      The more time goes on, I think there’s value in having a whole other career in something else before moving to journalism with your skills and knowledge. How much better would reportage of the recession have been if journalists had just the slightest understanding of how the economy works?

      • Simon Morice said, on May 23, 2011 at 3:13 pm

        Arguably, the primary purpose of journalism has been to keep everyone informed. Do you think that what we have come to call journalism might be better defined as a set of rules for facilitating Gutenberg’s invention to circumvent the old limitation in spreading the news?

        Technology can bring benefit if, and only if it mitigates a limitation. Before the technology came along, people had a set of rules to allow them to live with the limitation. And to get the benefit you will probably have to change those rules.

        Now, we have an array of technologies for keeping everybody up to speed with what is happening. Practically anyone can afford to be part of a global or local conversation which is no longer constrained to be broadcast. is fascinating to me because it combines very new cultural artefacts with extremely old ones.

  12. […] was reading an article on Adam Westbrook’s blog, that made me […]

  13. Bob Rosenbaum said, on June 13, 2011 at 7:52 pm

    Interesting dialogue. The big issue, as it strikes me, is that roughly 50,000 high school students matriculate each year to the nation’s journalism schools. They don’t, as a gross generalization, do so because they’re interested in starting their own business. And yet, most of them will have to figure out how to use their journalistic passion for something other than traditional journalism jobs – because the number of journalism jobs continues to decline (albeit far more slowly than a couple years ago).
    Being a journalist and starting a business are two very different things. But if journalism schools hope to continue serving their students, then one of the things they need to do is help those students see and understand the less-than-traditional career paths available to them (and I’m not just talking PR or marketing). Journalism schools should absolutely teach entrepreneurship. How they do it is what will set one school apart from another.
    (I believe that freelancing is one of the most entrepreneurial career paths a journalists can pursue. Unfortunately, the economic value of content has been declining for the past decade – a circumstance that I believe will eventually turn around – which means freelancing, like other kinds of journalism, is not a growth business right now and may be unappealing to people who haven’t spent the last 10 or more years becoming proficient at the non-reporting aspects of the work. In my own practice, I don’t call myself a freelancer, which tends to reduce the pay scale. I generate content – a semantic distinction that seems to put me to work for people who are willing to spend more money on the information I produce).
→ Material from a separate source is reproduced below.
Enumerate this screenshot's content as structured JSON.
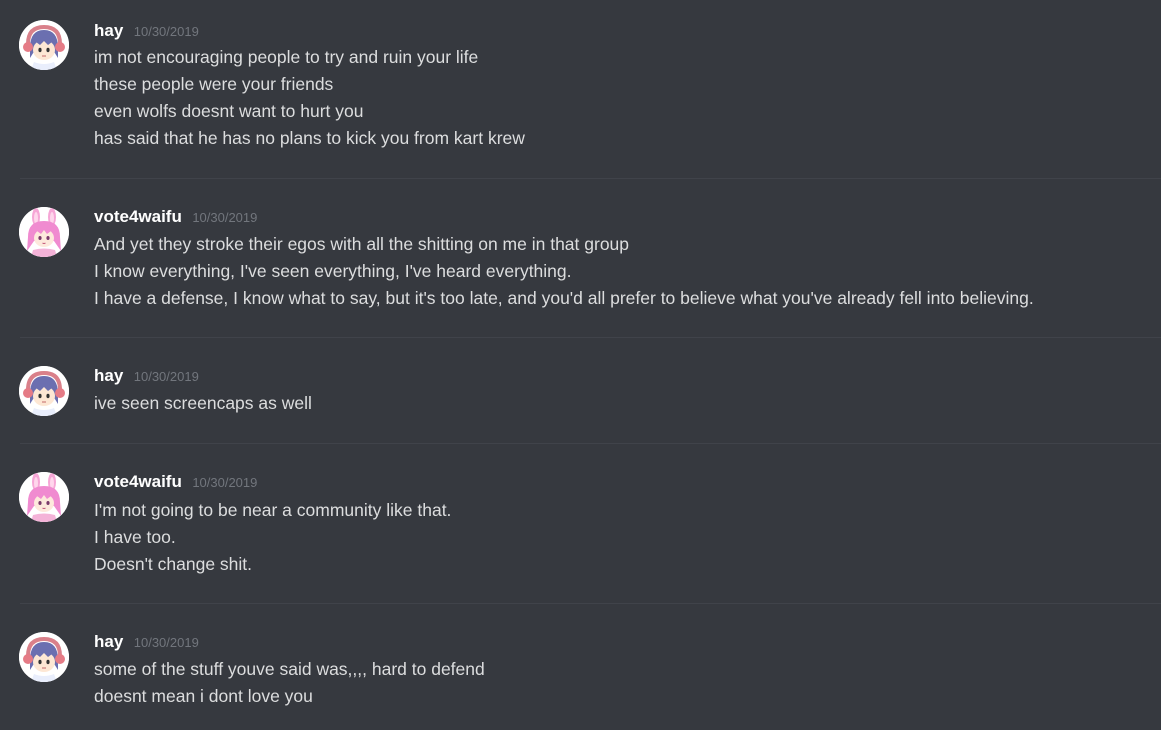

  14. […] Can we teach journalists to be entrepreneurial? – I argue we must teach journalists to be entrepreneurial – for their own sake, and for the profession. […]

Comments are closed.

%d bloggers like this: